Background: Psychotropic medication is widely prescribed in clinical practice for the management of behavioral and psychological symptoms of dementia (BPSD) in Alzheimer's disease (AD). However, there have been few pharmaco-epidemiological studies or studies conducted in a natural setting on the real use of antidepressants in AD. The aim of this survey was to assess the prevalence of antidepressant use in AD and to identify the clinical factors associated with antidepressant prescription.
Methods: REAL.FR is a four-year, prospective, multi-center study. Baseline data including demographic characteristics, clinical variables and drug intake were obtained. Depressive symptoms were determined using the Neuropsychiatric Inventory (NPI).

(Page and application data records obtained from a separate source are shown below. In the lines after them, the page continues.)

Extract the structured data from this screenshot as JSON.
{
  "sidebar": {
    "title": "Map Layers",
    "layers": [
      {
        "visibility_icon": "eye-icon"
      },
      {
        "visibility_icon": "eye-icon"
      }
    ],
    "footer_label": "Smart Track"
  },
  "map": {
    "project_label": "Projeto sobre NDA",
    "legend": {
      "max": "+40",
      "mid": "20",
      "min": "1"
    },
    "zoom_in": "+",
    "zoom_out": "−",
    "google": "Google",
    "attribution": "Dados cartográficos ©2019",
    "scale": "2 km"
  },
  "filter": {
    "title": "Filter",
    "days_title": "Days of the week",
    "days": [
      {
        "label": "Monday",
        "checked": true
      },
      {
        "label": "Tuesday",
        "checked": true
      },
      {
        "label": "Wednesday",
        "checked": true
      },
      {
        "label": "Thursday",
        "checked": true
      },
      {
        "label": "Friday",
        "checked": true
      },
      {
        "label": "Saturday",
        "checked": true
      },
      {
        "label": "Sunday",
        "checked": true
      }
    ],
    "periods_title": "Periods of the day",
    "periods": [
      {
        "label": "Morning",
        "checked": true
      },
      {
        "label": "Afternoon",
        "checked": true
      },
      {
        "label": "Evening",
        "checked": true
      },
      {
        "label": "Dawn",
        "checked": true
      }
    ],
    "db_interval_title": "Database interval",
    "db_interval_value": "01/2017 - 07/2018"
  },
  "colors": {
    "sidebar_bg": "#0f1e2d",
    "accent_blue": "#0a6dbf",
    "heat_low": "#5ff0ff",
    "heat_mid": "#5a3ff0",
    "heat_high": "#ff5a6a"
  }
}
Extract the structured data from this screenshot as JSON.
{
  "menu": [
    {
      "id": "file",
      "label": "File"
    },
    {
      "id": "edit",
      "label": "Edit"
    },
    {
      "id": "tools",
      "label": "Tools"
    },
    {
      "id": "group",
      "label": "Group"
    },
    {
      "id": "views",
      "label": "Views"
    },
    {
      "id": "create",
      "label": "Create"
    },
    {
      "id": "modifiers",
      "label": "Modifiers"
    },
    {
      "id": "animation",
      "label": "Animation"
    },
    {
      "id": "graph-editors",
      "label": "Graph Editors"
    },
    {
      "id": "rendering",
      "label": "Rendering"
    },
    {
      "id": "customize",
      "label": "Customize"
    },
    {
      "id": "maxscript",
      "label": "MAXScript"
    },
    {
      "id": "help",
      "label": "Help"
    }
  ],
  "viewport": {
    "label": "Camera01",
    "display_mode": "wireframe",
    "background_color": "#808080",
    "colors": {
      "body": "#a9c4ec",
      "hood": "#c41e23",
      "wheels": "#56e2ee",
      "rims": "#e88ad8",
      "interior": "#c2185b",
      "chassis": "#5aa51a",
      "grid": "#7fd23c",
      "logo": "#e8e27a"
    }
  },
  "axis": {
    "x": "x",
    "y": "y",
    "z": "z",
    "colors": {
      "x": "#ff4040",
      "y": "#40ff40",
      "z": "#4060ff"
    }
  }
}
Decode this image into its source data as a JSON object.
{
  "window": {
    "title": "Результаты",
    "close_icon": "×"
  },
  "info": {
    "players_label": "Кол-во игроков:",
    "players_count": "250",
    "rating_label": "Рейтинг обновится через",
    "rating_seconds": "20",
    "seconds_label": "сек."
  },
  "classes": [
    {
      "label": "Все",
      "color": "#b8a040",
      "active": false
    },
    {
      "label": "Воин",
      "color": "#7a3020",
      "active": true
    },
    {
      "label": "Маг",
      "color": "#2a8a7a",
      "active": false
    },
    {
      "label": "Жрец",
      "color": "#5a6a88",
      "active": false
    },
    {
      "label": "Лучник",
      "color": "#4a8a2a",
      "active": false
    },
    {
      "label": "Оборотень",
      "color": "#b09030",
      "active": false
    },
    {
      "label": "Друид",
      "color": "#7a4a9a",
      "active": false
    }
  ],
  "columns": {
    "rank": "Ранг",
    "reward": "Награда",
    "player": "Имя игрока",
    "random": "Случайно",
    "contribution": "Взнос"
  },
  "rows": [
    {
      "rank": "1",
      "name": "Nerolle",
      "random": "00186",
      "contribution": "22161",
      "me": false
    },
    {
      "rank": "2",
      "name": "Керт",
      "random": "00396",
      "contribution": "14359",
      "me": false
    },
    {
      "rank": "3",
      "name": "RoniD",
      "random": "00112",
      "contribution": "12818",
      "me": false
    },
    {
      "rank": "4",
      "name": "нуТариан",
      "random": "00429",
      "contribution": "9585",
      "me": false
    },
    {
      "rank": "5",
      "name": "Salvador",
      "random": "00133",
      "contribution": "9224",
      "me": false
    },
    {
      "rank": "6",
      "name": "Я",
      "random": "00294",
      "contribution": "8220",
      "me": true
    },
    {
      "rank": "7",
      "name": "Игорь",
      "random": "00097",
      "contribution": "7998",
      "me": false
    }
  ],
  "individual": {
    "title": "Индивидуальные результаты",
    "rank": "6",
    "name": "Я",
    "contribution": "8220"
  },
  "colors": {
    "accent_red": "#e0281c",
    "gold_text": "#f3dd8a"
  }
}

Results: A total of 686 AD patients were included. Antidepressant treatment was prescribed for 34.8% of patients. Clinically significant depressive symptoms (NPI ≥ 4) were observed in 20.5% of the total population. Although depressed subjects were significantly more likely to be treated with antidepressants than non-depressed subjects (p<0.0001), only 60% of depressed subjects overall were prescribed an antidepressant. In multivariate analysis, clinically significant depressive symptoms were associated with antidepressant prescription although this result was only observed in subjects without a previous history of depression.
Conclusions: The available data on antidepressant efficacy in BPSD other than depression (in particular, agitation, aggression and, occasionally, psychotic symptoms) do not influence prescription choices. Depressive symptoms may be taken more seriously in the absence of a previous history of depression, leading to increased antidepressant prescription rates in individuals presenting with depression for the first time.